Steve Rothwell, AP Business Writer

NEW YORK (AP) -- Stocks edged lower Wednesday, pulling back from close to record levels.

The Dow Jones industrial average fell 54 points, to 13,958 as of 11:26 a.m. EST. The Standard & Poor's 500 dropped 4 points to 1,518 and the Nasdaq composite rose 4 points to 3,190.

The Dow was pulled lower by McDonald's falling $1.49 to $93.92 and Caterpillar dropping 91 cents to $96.31. Twenty stocks in the 30-member index declined.

A government report also showed the spending by Americans barely moved up last month.

Still, investors felt optimistic about the media industry after General Electric agreed Tuesday to sell its stake in NBCUniversal to cable operator Comcast for $16.7 billion. The company said it would use up to $10 billion of money to buy back shares. GE's stock rose 80 cents to $23.38. Comcast advanced $2.43 to $41.38.

Stocks have surged this year, pushing the Dow to within less than a percentage point of its record close of 14,164.53 set in October 2007.

The index logged its best January in almost two decades, after lawmakers reached a last-minute deal to avoid the "fiscal cliff" of sweeping tax increases and spending cuts. Investors are also becoming more optimistic that the housing market is recovering and that hiring is picking up.

"We're cautiously optimistic on stocks," said Colleen Supran, principal at Bingham, Osborn & Scarborough. "There is some indication that we could be continuing on this slow growth trajectory."

The Dow is up 7 percent this year, the S&P 500 has gained 6.9 percent.

Strengthening the economy and creating jobs were key concerns for President Barack Obama in his State of the Union address late Tuesday, the first since his re-election. Although the economy is healthier than it was four years ago, growth remains slow and unemployment high.

Obama announced that the U.S. will begin talks with the European Union on a trans-Atlantic trade agreement, as well as calling for increased spending to fix roads and bridges and the first increase in the minimum wage in six years. The president also challenged deeply divided lawmakers to find compromises to avoid massive, automatic spending cuts that are scheduled to take place March 1.

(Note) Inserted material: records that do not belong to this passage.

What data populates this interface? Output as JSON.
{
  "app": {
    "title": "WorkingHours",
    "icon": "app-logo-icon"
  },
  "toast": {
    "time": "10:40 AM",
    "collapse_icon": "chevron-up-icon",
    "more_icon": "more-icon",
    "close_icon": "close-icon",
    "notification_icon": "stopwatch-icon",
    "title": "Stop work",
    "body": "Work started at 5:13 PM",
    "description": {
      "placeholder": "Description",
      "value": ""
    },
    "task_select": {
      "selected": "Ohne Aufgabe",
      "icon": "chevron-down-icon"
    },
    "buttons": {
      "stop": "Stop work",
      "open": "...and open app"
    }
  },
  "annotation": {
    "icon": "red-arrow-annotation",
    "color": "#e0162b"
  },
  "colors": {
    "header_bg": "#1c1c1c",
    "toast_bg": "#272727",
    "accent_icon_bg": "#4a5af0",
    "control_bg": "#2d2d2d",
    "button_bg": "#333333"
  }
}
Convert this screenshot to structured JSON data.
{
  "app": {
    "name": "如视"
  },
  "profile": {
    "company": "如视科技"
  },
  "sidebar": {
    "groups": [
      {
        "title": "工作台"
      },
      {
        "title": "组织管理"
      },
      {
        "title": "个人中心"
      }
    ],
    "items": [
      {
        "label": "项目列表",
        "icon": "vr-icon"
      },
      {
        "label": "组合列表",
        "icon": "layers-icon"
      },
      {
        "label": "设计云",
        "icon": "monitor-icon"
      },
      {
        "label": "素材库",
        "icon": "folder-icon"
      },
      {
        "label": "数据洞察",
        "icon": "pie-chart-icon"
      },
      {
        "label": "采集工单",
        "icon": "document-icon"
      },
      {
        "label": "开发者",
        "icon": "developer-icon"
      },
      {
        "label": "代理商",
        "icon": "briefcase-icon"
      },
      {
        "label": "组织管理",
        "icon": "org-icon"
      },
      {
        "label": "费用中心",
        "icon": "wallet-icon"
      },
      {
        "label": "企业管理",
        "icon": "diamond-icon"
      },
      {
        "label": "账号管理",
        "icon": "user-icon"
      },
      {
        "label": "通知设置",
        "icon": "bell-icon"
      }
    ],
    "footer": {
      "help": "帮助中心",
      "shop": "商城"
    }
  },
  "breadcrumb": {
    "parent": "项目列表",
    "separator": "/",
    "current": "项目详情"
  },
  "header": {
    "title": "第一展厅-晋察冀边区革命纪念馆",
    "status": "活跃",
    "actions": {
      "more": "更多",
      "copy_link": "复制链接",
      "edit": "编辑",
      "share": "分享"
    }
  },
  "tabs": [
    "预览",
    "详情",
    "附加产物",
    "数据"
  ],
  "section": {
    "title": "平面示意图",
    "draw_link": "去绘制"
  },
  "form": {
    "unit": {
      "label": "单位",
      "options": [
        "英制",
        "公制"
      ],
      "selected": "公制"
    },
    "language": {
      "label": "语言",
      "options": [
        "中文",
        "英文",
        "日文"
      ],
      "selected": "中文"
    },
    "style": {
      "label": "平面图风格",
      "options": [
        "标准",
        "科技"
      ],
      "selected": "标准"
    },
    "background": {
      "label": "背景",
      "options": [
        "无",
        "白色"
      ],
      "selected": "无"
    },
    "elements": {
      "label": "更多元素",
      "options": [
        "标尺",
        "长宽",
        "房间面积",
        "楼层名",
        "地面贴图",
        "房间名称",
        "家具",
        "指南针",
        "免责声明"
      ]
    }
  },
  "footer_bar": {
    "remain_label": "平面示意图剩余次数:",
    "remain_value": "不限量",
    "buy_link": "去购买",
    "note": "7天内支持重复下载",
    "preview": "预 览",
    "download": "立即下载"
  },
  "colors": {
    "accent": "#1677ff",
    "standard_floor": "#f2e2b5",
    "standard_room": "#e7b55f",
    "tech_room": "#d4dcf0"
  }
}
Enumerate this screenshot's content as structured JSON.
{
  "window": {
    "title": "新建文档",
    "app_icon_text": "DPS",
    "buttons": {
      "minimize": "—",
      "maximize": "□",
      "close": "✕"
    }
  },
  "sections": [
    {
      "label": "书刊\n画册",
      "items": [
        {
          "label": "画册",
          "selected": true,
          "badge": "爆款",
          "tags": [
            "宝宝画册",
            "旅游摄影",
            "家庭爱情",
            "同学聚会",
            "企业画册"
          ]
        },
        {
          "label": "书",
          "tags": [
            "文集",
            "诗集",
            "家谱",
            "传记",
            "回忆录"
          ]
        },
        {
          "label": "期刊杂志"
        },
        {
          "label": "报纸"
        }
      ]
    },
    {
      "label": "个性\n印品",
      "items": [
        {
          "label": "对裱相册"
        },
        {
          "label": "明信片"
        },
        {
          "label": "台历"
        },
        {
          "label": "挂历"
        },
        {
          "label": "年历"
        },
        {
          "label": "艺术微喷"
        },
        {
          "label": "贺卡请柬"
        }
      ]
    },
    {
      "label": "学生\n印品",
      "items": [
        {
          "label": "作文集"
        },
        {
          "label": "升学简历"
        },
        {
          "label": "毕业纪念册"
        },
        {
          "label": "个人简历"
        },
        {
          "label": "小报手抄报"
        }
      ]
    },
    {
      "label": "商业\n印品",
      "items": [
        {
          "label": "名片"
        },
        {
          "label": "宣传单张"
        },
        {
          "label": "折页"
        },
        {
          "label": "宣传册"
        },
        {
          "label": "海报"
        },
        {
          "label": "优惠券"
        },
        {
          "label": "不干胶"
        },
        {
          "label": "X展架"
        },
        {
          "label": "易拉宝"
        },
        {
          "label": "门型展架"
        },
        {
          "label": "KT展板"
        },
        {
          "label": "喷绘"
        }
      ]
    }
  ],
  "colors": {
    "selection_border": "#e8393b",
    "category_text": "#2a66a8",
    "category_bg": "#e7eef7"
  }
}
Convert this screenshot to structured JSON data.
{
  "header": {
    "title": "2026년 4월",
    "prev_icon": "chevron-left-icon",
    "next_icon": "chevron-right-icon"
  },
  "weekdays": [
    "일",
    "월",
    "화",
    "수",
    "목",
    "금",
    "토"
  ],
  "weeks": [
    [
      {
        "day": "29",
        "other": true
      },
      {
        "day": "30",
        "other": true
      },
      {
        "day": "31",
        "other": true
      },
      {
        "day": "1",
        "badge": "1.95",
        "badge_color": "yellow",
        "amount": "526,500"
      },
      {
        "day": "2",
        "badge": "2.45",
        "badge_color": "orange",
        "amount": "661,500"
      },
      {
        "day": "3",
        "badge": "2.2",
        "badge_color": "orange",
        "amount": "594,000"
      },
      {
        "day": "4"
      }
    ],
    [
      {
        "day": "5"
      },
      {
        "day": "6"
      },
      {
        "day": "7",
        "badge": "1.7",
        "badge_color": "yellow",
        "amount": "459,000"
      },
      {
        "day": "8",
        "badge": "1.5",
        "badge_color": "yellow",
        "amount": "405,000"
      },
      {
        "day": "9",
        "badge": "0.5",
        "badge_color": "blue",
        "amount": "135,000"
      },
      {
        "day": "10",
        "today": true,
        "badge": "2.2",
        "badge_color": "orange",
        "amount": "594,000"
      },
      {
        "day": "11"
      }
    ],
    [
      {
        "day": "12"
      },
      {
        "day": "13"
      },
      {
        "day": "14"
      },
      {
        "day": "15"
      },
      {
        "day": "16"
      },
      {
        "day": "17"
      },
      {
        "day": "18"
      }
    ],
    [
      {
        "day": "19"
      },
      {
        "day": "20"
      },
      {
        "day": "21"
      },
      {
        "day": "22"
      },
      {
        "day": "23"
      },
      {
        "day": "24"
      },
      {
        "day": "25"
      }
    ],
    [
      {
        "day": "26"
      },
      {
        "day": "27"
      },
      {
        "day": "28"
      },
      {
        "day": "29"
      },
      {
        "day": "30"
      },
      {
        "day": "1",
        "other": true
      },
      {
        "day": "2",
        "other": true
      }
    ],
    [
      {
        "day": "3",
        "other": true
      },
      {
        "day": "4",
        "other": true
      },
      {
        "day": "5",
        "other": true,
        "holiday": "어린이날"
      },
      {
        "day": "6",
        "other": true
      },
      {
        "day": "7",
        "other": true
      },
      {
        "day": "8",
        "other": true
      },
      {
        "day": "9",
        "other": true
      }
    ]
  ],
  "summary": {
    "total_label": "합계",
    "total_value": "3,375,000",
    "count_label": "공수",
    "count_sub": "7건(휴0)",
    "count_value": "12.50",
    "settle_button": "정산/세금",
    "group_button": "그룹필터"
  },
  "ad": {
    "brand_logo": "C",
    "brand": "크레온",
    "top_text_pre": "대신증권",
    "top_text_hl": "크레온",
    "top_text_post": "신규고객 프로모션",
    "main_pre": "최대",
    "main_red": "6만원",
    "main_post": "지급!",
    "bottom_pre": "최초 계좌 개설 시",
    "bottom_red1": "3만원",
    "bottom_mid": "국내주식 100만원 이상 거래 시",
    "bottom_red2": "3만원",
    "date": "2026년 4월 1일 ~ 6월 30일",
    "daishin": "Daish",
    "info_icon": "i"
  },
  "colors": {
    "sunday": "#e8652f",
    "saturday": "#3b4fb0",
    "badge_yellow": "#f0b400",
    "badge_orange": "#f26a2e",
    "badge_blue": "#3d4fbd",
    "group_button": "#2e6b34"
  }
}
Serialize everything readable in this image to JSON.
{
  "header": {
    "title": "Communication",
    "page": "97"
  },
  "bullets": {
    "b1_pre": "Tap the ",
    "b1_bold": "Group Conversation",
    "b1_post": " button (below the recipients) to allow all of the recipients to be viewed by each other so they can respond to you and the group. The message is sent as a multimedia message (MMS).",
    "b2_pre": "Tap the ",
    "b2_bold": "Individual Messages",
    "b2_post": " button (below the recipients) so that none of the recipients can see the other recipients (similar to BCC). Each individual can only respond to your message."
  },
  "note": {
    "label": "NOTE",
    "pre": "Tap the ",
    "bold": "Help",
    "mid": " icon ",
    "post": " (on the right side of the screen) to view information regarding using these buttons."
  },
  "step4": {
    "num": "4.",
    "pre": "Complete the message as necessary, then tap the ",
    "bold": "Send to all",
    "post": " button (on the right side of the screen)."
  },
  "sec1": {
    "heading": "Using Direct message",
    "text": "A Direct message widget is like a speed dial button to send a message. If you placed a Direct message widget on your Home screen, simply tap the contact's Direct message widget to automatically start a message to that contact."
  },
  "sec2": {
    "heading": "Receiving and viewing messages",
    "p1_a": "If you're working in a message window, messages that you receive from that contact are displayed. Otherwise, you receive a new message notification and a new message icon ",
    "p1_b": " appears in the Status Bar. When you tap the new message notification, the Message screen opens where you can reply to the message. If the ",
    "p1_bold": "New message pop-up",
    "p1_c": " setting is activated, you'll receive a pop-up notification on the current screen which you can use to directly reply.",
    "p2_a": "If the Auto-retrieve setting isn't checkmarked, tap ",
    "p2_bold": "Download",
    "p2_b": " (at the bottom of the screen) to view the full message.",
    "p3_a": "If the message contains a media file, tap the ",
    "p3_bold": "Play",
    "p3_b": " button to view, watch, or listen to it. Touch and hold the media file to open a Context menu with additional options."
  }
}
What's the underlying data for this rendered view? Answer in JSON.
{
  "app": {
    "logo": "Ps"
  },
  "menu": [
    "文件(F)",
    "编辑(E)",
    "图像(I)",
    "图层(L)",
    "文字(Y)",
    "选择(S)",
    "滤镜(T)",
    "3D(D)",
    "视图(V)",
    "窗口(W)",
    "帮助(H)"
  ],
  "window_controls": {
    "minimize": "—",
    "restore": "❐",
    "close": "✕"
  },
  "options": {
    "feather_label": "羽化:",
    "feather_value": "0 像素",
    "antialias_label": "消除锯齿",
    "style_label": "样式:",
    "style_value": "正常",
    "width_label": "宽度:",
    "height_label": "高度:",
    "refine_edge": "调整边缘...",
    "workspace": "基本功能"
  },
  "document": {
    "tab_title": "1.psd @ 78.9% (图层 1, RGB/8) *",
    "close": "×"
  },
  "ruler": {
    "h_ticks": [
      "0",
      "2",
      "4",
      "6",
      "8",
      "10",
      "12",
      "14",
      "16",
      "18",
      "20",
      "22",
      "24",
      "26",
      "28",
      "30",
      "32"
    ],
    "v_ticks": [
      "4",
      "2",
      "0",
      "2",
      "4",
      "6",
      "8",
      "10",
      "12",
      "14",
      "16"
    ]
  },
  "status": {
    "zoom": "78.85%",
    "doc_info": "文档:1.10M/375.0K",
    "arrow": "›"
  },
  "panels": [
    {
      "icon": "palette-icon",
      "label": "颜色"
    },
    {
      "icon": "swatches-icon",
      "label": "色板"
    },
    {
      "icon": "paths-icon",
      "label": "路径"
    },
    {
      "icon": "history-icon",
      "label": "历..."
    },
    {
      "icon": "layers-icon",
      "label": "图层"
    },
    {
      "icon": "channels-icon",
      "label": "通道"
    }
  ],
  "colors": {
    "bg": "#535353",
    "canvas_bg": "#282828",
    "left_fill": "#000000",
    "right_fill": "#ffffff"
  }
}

A government report showed that Americans spent slightly more last month at retail businesses and restaurants after higher taxes cut their paychecks. Retail sales growth slowed to 0.1 percent in January, from a 0.5 percent increase in December, the Commerce Department said Wednesday.

As stocks have advanced, bonds have slumped.

The yield on the 10-year Treasury note, which moves inversely to its price, rose 2 basis points to 2 percent. The yield on the note has risen almost 30 basis points since the start of the year.

Among other stocks making big moves:

— Groupon rose 28 cents to $5.57 after brokerage firm Sterne, Agee & Leach, raised its rating on the company to "Buy" from "Neutral," citing the long-term potential for the company's changing business model. The online deals company has lost almost three quarters of its value since going public in November 2011 at $20, as revenue growth has slowed.

— Cliffs Natural Resources fell $6.80, or 19 percent, to $29.79 after the mining company announced a hefty fourth-quarter loss that stemmed from $2 billion in impairment charges.

— Dean Foods, a milk producer, fell $1.63 to $16.75, after announcing a profit outlook that fell short of Wall Street expectations.